§ Try it: Hunt for the word "name" across the entries below, copying each line that holds it.

App and web page records:
· · · ·

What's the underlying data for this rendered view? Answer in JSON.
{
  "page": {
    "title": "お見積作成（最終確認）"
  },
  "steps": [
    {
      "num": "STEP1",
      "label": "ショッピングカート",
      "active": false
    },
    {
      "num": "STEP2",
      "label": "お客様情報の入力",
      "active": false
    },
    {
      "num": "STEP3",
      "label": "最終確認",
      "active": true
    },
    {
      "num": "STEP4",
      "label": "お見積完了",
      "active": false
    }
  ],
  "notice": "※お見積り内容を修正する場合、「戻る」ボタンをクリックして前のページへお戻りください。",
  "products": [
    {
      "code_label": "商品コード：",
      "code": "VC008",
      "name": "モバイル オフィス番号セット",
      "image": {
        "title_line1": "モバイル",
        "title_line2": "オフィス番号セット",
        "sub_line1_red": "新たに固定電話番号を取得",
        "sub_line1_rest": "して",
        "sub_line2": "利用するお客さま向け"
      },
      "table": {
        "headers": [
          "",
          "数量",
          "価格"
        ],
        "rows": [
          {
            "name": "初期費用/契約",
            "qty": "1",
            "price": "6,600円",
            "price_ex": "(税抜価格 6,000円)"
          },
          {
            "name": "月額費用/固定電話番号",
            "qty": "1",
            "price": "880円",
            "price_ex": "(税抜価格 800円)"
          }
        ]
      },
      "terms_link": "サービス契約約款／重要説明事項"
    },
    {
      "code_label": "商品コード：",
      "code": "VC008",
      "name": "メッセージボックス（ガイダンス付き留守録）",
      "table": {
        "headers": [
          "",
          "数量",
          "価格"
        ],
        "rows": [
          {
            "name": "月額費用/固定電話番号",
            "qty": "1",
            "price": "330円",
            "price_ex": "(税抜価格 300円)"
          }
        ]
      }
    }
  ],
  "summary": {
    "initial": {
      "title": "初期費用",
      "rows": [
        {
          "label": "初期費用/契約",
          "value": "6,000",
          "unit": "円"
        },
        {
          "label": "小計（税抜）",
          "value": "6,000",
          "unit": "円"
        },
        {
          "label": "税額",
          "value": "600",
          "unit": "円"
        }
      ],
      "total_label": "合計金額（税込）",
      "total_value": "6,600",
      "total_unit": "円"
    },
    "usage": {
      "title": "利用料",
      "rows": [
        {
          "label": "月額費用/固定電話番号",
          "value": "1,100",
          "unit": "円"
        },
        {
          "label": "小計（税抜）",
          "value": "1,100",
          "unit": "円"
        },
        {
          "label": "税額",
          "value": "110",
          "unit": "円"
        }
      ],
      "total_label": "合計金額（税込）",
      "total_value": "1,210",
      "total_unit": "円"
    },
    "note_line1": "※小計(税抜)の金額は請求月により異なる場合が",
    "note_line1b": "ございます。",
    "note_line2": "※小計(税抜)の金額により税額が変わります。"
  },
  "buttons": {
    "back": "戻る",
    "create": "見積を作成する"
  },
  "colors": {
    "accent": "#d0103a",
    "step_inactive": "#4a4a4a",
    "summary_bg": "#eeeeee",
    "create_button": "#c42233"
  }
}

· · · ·

§ Output for this task:
      "name": "モバイル オフィス番号セット",
            "name": "初期費用/契約",
            "name": "月額費用/固定電話番号",
      "name": "メッセージボックス（ガイダンス付き留守録）",
            "name": "月額費用/固定電話番号",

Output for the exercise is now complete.